§ TASK TO COMPLETE: Reproduce the data that follows in its entirety, character for character.

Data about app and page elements

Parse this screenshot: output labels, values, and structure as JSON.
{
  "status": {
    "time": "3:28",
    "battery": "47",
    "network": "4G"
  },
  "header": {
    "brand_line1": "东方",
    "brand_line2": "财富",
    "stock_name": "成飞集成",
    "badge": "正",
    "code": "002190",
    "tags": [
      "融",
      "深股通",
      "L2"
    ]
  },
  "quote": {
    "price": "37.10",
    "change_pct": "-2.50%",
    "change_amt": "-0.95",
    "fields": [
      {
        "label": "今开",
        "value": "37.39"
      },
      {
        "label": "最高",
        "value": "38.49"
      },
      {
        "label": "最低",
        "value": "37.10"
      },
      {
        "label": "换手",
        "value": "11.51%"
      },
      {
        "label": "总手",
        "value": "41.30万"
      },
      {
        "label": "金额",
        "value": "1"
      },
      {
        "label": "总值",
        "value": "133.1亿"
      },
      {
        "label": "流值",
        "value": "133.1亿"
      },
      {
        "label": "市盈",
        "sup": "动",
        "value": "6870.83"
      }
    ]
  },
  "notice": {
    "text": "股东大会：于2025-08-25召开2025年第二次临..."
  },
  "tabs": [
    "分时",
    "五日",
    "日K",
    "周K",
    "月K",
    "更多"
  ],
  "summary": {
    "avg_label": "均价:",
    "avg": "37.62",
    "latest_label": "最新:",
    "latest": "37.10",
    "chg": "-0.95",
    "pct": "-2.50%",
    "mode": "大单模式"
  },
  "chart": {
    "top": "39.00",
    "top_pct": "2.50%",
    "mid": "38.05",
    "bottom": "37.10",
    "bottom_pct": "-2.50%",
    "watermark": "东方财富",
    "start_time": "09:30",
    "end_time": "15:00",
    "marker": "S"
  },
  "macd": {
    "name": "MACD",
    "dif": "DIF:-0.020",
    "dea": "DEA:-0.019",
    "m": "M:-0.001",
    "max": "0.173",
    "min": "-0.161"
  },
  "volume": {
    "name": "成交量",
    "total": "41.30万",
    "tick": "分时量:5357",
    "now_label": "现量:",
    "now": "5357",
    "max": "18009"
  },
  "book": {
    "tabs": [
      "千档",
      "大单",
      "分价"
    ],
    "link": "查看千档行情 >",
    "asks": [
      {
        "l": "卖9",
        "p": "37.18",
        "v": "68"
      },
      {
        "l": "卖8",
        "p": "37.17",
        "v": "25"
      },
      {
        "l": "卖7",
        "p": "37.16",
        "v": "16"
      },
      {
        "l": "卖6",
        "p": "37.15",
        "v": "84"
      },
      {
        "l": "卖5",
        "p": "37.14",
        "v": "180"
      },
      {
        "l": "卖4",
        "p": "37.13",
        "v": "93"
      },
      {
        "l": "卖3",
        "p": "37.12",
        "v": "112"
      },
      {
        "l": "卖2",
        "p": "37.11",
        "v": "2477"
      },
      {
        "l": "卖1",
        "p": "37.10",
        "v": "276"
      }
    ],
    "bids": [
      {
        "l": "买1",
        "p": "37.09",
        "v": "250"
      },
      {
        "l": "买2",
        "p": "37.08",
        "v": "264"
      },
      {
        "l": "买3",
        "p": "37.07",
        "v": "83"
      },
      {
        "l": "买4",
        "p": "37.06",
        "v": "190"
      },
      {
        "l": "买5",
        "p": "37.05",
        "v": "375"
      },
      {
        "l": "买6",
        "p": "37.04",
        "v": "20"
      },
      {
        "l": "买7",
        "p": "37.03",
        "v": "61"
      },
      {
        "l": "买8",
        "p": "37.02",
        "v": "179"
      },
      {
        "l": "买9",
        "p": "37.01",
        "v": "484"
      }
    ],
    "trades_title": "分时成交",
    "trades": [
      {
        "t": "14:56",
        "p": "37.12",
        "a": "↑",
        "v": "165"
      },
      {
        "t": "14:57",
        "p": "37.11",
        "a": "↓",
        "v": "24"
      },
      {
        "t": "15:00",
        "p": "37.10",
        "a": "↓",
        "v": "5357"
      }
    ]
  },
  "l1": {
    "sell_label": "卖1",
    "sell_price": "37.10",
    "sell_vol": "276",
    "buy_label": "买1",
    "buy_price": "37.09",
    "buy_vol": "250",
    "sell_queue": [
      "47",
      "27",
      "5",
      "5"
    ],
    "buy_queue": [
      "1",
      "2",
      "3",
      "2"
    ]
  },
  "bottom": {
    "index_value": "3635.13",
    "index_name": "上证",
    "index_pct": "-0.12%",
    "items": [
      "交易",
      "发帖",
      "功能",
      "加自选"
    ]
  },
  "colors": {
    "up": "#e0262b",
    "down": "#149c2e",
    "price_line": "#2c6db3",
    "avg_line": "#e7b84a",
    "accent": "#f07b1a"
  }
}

§ EXERCISE SOLUTION:
Parse this screenshot: output labels, values, and structure as JSON.
{
  "status": {
    "time": "3:28",
    "battery": "47",
    "network": "4G"
  },
  "header": {
    "brand_line1": "东方",
    "brand_line2": "财富",
    "stock_name": "成飞集成",
    "badge": "正",
    "code": "002190",
    "tags": [
      "融",
      "深股通",
      "L2"
    ]
  },
  "quote": {
    "price": "37.10",
    "change_pct": "-2.50%",
    "change_amt": "-0.95",
    "fields": [
      {
        "label": "今开",
        "value": "37.39"
      },
      {
        "label": "最高",
        "value": "38.49"
      },
      {
        "label": "最低",
        "value": "37.10"
      },
      {
        "label": "换手",
        "value": "11.51%"
      },
      {
        "label": "总手",
        "value": "41.30万"
      },
      {
        "label": "金额",
        "value": "1"
      },
      {
        "label": "总值",
        "value": "133.1亿"
      },
      {
        "label": "流值",
        "value": "133.1亿"
      },
      {
        "label": "市盈",
        "sup": "动",
        "value": "6870.83"
      }
    ]
  },
  "notice": {
    "text": "股东大会：于2025-08-25召开2025年第二次临..."
  },
  "tabs": [
    "分时",
    "五日",
    "日K",
    "周K",
    "月K",
    "更多"
  ],
  "summary": {
    "avg_label": "均价:",
    "avg": "37.62",
    "latest_label": "最新:",
    "latest": "37.10",
    "chg": "-0.95",
    "pct": "-2.50%",
    "mode": "大单模式"
  },
  "chart": {
    "top": "39.00",
    "top_pct": "2.50%",
    "mid": "38.05",
    "bottom": "37.10",
    "bottom_pct": "-2.50%",
    "watermark": "东方财富",
    "start_time": "09:30",
    "end_time": "15:00",
    "marker": "S"
  },
  "macd": {
    "name": "MACD",
    "dif": "DIF:-0.020",
    "dea": "DEA:-0.019",
    "m": "M:-0.001",
    "max": "0.173",
    "min": "-0.161"
  },
  "volume": {
    "name": "成交量",
    "total": "41.30万",
    "tick": "分时量:5357",
    "now_label": "现量:",
    "now": "5357",
    "max": "18009"
  },
  "book": {
    "tabs": [
      "千档",
      "大单",
      "分价"
    ],
    "link": "查看千档行情 >",
    "asks": [
      {
        "l": "卖9",
        "p": "37.18",
        "v": "68"
      },
      {
        "l": "卖8",
        "p": "37.17",
        "v": "25"
      },
      {
        "l": "卖7",
        "p": "37.16",
        "v": "16"
      },
      {
        "l": "卖6",
        "p": "37.15",
        "v": "84"
      },
      {
        "l": "卖5",
        "p": "37.14",
        "v": "180"
      },
      {
        "l": "卖4",
        "p": "37.13",
        "v": "93"
      },
      {
        "l": "卖3",
        "p": "37.12",
        "v": "112"
      },
      {
        "l": "卖2",
        "p": "37.11",
        "v": "2477"
      },
      {
        "l": "卖1",
        "p": "37.10",
        "v": "276"
      }
    ],
    "bids": [
      {
        "l": "买1",
        "p": "37.09",
        "v": "250"
      },
      {
        "l": "买2",
        "p": "37.08",
        "v": "264"
      },
      {
        "l": "买3",
        "p": "37.07",
        "v": "83"
      },
      {
        "l": "买4",
        "p": "37.06",
        "v": "190"
      },
      {
        "l": "买5",
        "p": "37.05",
        "v": "375"
      },
      {
        "l": "买6",
        "p": "37.04",
        "v": "20"
      },
      {
        "l": "买7",
        "p": "37.03",
        "v": "61"
      },
      {
        "l": "买8",
        "p": "37.02",
        "v": "179"
      },
      {
        "l": "买9",
        "p": "37.01",
        "v": "484"
      }
    ],
    "trades_title": "分时成交",
    "trades": [
      {
        "t": "14:56",
        "p": "37.12",
        "a": "↑",
        "v": "165"
      },
      {
        "t": "14:57",
        "p": "37.11",
        "a": "↓",
        "v": "24"
      },
      {
        "t": "15:00",
        "p": "37.10",
        "a": "↓",
        "v": "5357"
      }
    ]
  },
  "l1": {
    "sell_label": "卖1",
    "sell_price": "37.10",
    "sell_vol": "276",
    "buy_label": "买1",
    "buy_price": "37.09",
    "buy_vol": "250",
    "sell_queue": [
      "47",
      "27",
      "5",
      "5"
    ],
    "buy_queue": [
      "1",
      "2",
      "3",
      "2"
    ]
  },
  "bottom": {
    "index_value": "3635.13",
    "index_name": "上证",
    "index_pct": "-0.12%",
    "items": [
      "交易",
      "发帖",
      "功能",
      "加自选"
    ]
  },
  "colors": {
    "up": "#e0262b",
    "down": "#149c2e",
    "price_line": "#2c6db3",
    "avg_line": "#e7b84a",
    "accent": "#f07b1a"
  }
}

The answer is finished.